- _INSTRUCTIONS FOR THE TASK_:
Emit the data below verbatim, stripping out any pictures.

(Collection entries)

=======

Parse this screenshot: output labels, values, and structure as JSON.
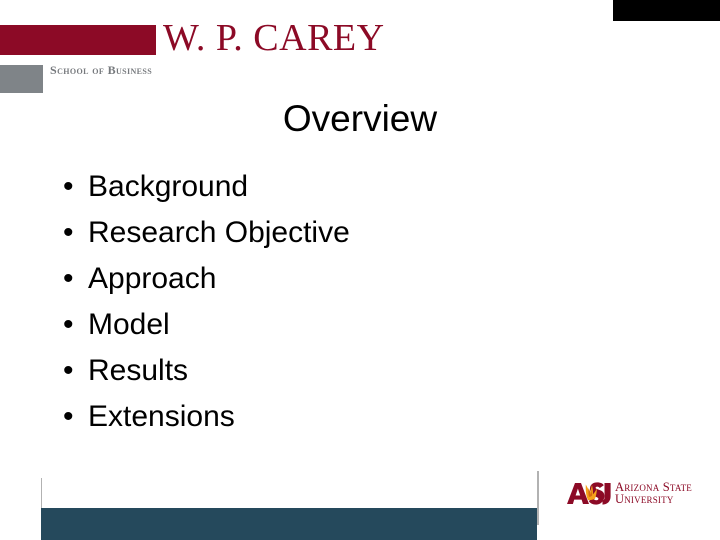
{
  "slide": {
    "title": "Overview",
    "background_color": "#ffffff"
  },
  "branding": {
    "wordmark": "W. P. CAREY",
    "subtitle": "School of Business",
    "maroon": "#8c0a26",
    "gray": "#7f8488",
    "black_corner_color": "#000000"
  },
  "content": {
    "bullet_marker": "•",
    "items": [
      {
        "label": "Background"
      },
      {
        "label": "Research Objective"
      },
      {
        "label": "Approach"
      },
      {
        "label": "Model"
      },
      {
        "label": "Results"
      },
      {
        "label": "Extensions"
      }
    ]
  },
  "footer": {
    "bar_color": "#25495c",
    "rule_color": "#b2b2b2",
    "logo": {
      "mark_text": "ASU",
      "line1": "Arizona State",
      "line2": "University",
      "maroon": "#8c0a26",
      "gold": "#f5a31a"
    }
  }
}
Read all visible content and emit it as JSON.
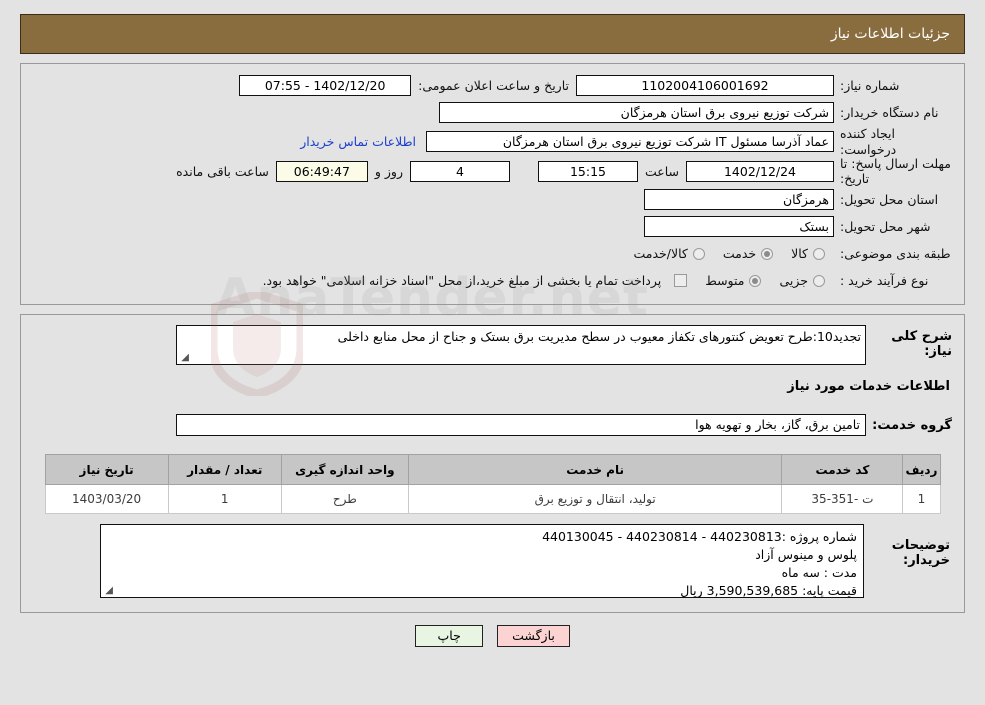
{
  "header": {
    "title": "جزئیات اطلاعات نیاز"
  },
  "form": {
    "need_number": {
      "label": "شماره نیاز:",
      "value": "1102004106001692"
    },
    "announce": {
      "label": "تاریخ و ساعت اعلان عمومی:",
      "value": "1402/12/20 - 07:55"
    },
    "buyer_org": {
      "label": "نام دستگاه خریدار:",
      "value": "شرکت توزیع نیروی برق استان هرمزگان"
    },
    "creator": {
      "label": "ایجاد کننده درخواست:",
      "value": "عماد آذرسا مسئول IT شرکت توزیع نیروی برق استان هرمزگان"
    },
    "contact_link": "اطلاعات تماس خریدار",
    "deadline": {
      "label": "مهلت ارسال پاسخ: تا تاریخ:",
      "date": "1402/12/24",
      "time_label": "ساعت",
      "time": "15:15",
      "days": "4",
      "days_label": "روز و",
      "countdown": "06:49:47",
      "remaining_label": "ساعت باقی مانده"
    },
    "province": {
      "label": "استان محل تحویل:",
      "value": "هرمزگان"
    },
    "city": {
      "label": "شهر محل تحویل:",
      "value": "بستک"
    },
    "category": {
      "label": "طبقه بندی موضوعی:",
      "options": [
        {
          "label": "کالا",
          "selected": false
        },
        {
          "label": "خدمت",
          "selected": true
        },
        {
          "label": "کالا/خدمت",
          "selected": false
        }
      ]
    },
    "process": {
      "label": "نوع فرآیند خرید :",
      "options": [
        {
          "label": "جزیی",
          "selected": false
        },
        {
          "label": "متوسط",
          "selected": true
        }
      ],
      "treasury_checkbox_label": "پرداخت تمام یا بخشی از مبلغ خرید،از محل \"اسناد خزانه اسلامی\" خواهد بود.",
      "treasury_checked": false
    }
  },
  "middle": {
    "desc_label": "شرح کلی نیاز:",
    "desc_value": "تجدید10:طرح تعویض کنتورهای تکفاز معیوب در سطح مدیریت برق بستک و جناح از محل منابع داخلی",
    "section_heading": "اطلاعات خدمات مورد نیاز",
    "group_label": "گروه خدمت:",
    "group_value": "تامین برق، گاز، بخار و تهویه هوا"
  },
  "table": {
    "headers": [
      "ردیف",
      "کد خدمت",
      "نام خدمت",
      "واحد اندازه گیری",
      "تعداد / مقدار",
      "تاریخ نیاز"
    ],
    "rows": [
      {
        "radif": "1",
        "code": "ت -351-35",
        "name": "تولید، انتقال و توزیع برق",
        "unit": "طرح",
        "qty": "1",
        "date": "1403/03/20"
      }
    ]
  },
  "notes": {
    "label": "توضیحات خریدار:",
    "lines": [
      "شماره پروژه :440230813  -  440230814  - 440130045",
      "پلوس و مینوس آزاد",
      "مدت :  سه ماه",
      "قیمت پایه:   3,590,539,685  ریال"
    ]
  },
  "buttons": {
    "back": "بازگشت",
    "print": "چاپ"
  },
  "watermark": {
    "text": "AnaTender.net"
  },
  "colors": {
    "header_bg": "#8a6d3f",
    "page_bg": "#e3e3e3",
    "link": "#1b3fd0",
    "countdown_bg": "#fbfbe7",
    "back_btn": "#fcd3d3",
    "print_btn": "#e7f5e2",
    "table_header_bg": "#c6c6c6"
  }
}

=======

- _WRITTEN REPLY_:
Parse this screenshot: output labels, values, and structure as JSON.
{
  "slide": {
    "title": "Overview",
    "background_color": "#ffffff"
  },
  "branding": {
    "wordmark": "W. P. CAREY",
    "subtitle": "School of Business",
    "maroon": "#8c0a26",
    "gray": "#7f8488",
    "black_corner_color": "#000000"
  },
  "content": {
    "bullet_marker": "•",
    "items": [
      {
        "label": "Background"
      },
      {
        "label": "Research Objective"
      },
      {
        "label": "Approach"
      },
      {
        "label": "Model"
      },
      {
        "label": "Results"
      },
      {
        "label": "Extensions"
      }
    ]
  },
  "footer": {
    "bar_color": "#25495c",
    "rule_color": "#b2b2b2",
    "logo": {
      "mark_text": "ASU",
      "line1": "Arizona State",
      "line2": "University",
      "maroon": "#8c0a26",
      "gold": "#f5a31a"
    }
  }
}
Read all visible content and emit it as JSON.
{
  "header": {
    "title": "جزئیات اطلاعات نیاز"
  },
  "form": {
    "need_number": {
      "label": "شماره نیاز:",
      "value": "1102004106001692"
    },
    "announce": {
      "label": "تاریخ و ساعت اعلان عمومی:",
      "value": "1402/12/20 - 07:55"
    },
    "buyer_org": {
      "label": "نام دستگاه خریدار:",
      "value": "شرکت توزیع نیروی برق استان هرمزگان"
    },
    "creator": {
      "label": "ایجاد کننده درخواست:",
      "value": "عماد آذرسا مسئول IT شرکت توزیع نیروی برق استان هرمزگان"
    },
    "contact_link": "اطلاعات تماس خریدار",
    "deadline": {
      "label": "مهلت ارسال پاسخ: تا تاریخ:",
      "date": "1402/12/24",
      "time_label": "ساعت",
      "time": "15:15",
      "days": "4",
      "days_label": "روز و",
      "countdown": "06:49:47",
      "remaining_label": "ساعت باقی مانده"
    },
    "province": {
      "label": "استان محل تحویل:",
      "value": "هرمزگان"
    },
    "city": {
      "label": "شهر محل تحویل:",
      "value": "بستک"
    },
    "category": {
      "label": "طبقه بندی موضوعی:",
      "options": [
        {
          "label": "کالا",
          "selected": false
        },
        {
          "label": "خدمت",
          "selected": true
        },
        {
          "label": "کالا/خدمت",
          "selected": false
        }
      ]
    },
    "process": {
      "label": "نوع فرآیند خرید :",
      "options": [
        {
          "label": "جزیی",
          "selected": false
        },
        {
          "label": "متوسط",
          "selected": true
        }
      ],
      "treasury_checkbox_label": "پرداخت تمام یا بخشی از مبلغ خرید،از محل \"اسناد خزانه اسلامی\" خواهد بود.",
      "treasury_checked": false
    }
  },
  "middle": {
    "desc_label": "شرح کلی نیاز:",
    "desc_value": "تجدید10:طرح تعویض کنتورهای تکفاز معیوب در سطح مدیریت برق بستک و جناح از محل منابع داخلی",
    "section_heading": "اطلاعات خدمات مورد نیاز",
    "group_label": "گروه خدمت:",
    "group_value": "تامین برق، گاز، بخار و تهویه هوا"
  },
  "table": {
    "headers": [
      "ردیف",
      "کد خدمت",
      "نام خدمت",
      "واحد اندازه گیری",
      "تعداد / مقدار",
      "تاریخ نیاز"
    ],
    "rows": [
      {
        "radif": "1",
        "code": "ت -351-35",
        "name": "تولید، انتقال و توزیع برق",
        "unit": "طرح",
        "qty": "1",
        "date": "1403/03/20"
      }
    ]
  },
  "notes": {
    "label": "توضیحات خریدار:",
    "lines": [
      "شماره پروژه :440230813  -  440230814  - 440130045",
      "پلوس و مینوس آزاد",
      "مدت :  سه ماه",
      "قیمت پایه:   3,590,539,685  ریال"
    ]
  },
  "buttons": {
    "back": "بازگشت",
    "print": "چاپ"
  },
  "watermark": {
    "text": "AnaTender.net"
  },
  "colors": {
    "header_bg": "#8a6d3f",
    "page_bg": "#e3e3e3",
    "link": "#1b3fd0",
    "countdown_bg": "#fbfbe7",
    "back_btn": "#fcd3d3",
    "print_btn": "#e7f5e2",
    "table_header_bg": "#c6c6c6"
  }
}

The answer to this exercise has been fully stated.